# [Exercise objective]
The job is to output each record exactly as it stands, pictures excluded.

-- Records follows --

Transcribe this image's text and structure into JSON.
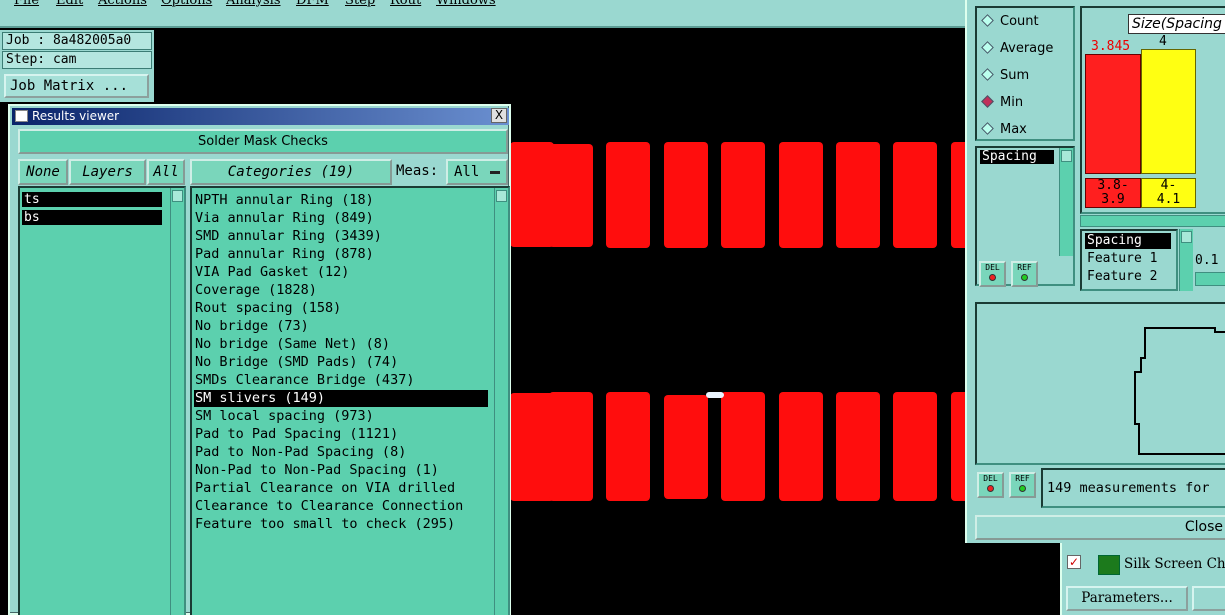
{
  "menubar": {
    "items": [
      "File",
      "Edit",
      "Actions",
      "Options",
      "Analysis",
      "DFM",
      "Step",
      "Rout",
      "Windows"
    ]
  },
  "job": {
    "job_label": "Job : 8a482005a0",
    "step_label": "Step: cam",
    "matrix_button": "Job Matrix ..."
  },
  "viewer": {
    "title": "Results viewer",
    "close_glyph": "X",
    "header": "Solder Mask Checks",
    "none_button": "None",
    "layers_button": "Layers",
    "all_button": "All",
    "layers": [
      "ts",
      "bs"
    ],
    "categories_button": "Categories (19)",
    "meas_label": "Meas:",
    "meas_value": "All",
    "categories": [
      "NPTH annular Ring (18)",
      "Via annular Ring (849)",
      "SMD annular Ring (3439)",
      "Pad annular Ring (878)",
      "VIA Pad Gasket (12)",
      "Coverage (1828)",
      "Rout spacing (158)",
      "No bridge (73)",
      "No bridge (Same Net) (8)",
      "No Bridge (SMD Pads) (74)",
      "SMDs Clearance Bridge (437)",
      "SM slivers (149)",
      "SM local spacing (973)",
      "Pad to Pad Spacing (1121)",
      "Pad to Non-Pad Spacing (8)",
      "Non-Pad to Non-Pad Spacing (1)",
      "Partial Clearance on VIA drilled",
      "Clearance to Clearance Connection",
      "Feature too small to check (295)"
    ],
    "selected_category": "SM slivers (149)"
  },
  "stats": {
    "modes": [
      "Count",
      "Average",
      "Sum",
      "Min",
      "Max"
    ],
    "selected_mode": "Min",
    "measure_selected": "Spacing",
    "del_label": "DEL",
    "ref_label": "REF",
    "histogram_title": "Size(Spacing",
    "bar1_value": "3.845",
    "bar2_value": "4",
    "bin1_label": "3.8-\n3.9",
    "bin2_label": "4-\n4.1",
    "detail_rows": [
      "Spacing",
      "Feature 1",
      "Feature 2"
    ],
    "step_value": "0.1",
    "measure_info": "149 measurements for",
    "close_button": "Close"
  },
  "silk": {
    "label": "Silk Screen Che",
    "checked_glyph": "✓",
    "parameters_button": "Parameters..."
  },
  "colors": {
    "panel": "#9ad8d0",
    "list_bg": "#5cd0ae",
    "pad_red": "#ff0d0d",
    "bar_yellow": "#ffff12"
  }
}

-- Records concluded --

# [Solved exercise]
Transcribe this image's text and structure into JSON.
{
  "menubar": {
    "items": [
      "File",
      "Edit",
      "Actions",
      "Options",
      "Analysis",
      "DFM",
      "Step",
      "Rout",
      "Windows"
    ]
  },
  "job": {
    "job_label": "Job : 8a482005a0",
    "step_label": "Step: cam",
    "matrix_button": "Job Matrix ..."
  },
  "viewer": {
    "title": "Results viewer",
    "close_glyph": "X",
    "header": "Solder Mask Checks",
    "none_button": "None",
    "layers_button": "Layers",
    "all_button": "All",
    "layers": [
      "ts",
      "bs"
    ],
    "categories_button": "Categories (19)",
    "meas_label": "Meas:",
    "meas_value": "All",
    "categories": [
      "NPTH annular Ring (18)",
      "Via annular Ring (849)",
      "SMD annular Ring (3439)",
      "Pad annular Ring (878)",
      "VIA Pad Gasket (12)",
      "Coverage (1828)",
      "Rout spacing (158)",
      "No bridge (73)",
      "No bridge (Same Net) (8)",
      "No Bridge (SMD Pads) (74)",
      "SMDs Clearance Bridge (437)",
      "SM slivers (149)",
      "SM local spacing (973)",
      "Pad to Pad Spacing (1121)",
      "Pad to Non-Pad Spacing (8)",
      "Non-Pad to Non-Pad Spacing (1)",
      "Partial Clearance on VIA drilled",
      "Clearance to Clearance Connection",
      "Feature too small to check (295)"
    ],
    "selected_category": "SM slivers (149)"
  },
  "stats": {
    "modes": [
      "Count",
      "Average",
      "Sum",
      "Min",
      "Max"
    ],
    "selected_mode": "Min",
    "measure_selected": "Spacing",
    "del_label": "DEL",
    "ref_label": "REF",
    "histogram_title": "Size(Spacing",
    "bar1_value": "3.845",
    "bar2_value": "4",
    "bin1_label": "3.8-\n3.9",
    "bin2_label": "4-\n4.1",
    "detail_rows": [
      "Spacing",
      "Feature 1",
      "Feature 2"
    ],
    "step_value": "0.1",
    "measure_info": "149 measurements for",
    "close_button": "Close"
  },
  "silk": {
    "label": "Silk Screen Che",
    "checked_glyph": "✓",
    "parameters_button": "Parameters..."
  },
  "colors": {
    "panel": "#9ad8d0",
    "list_bg": "#5cd0ae",
    "pad_red": "#ff0d0d",
    "bar_yellow": "#ffff12"
  }
}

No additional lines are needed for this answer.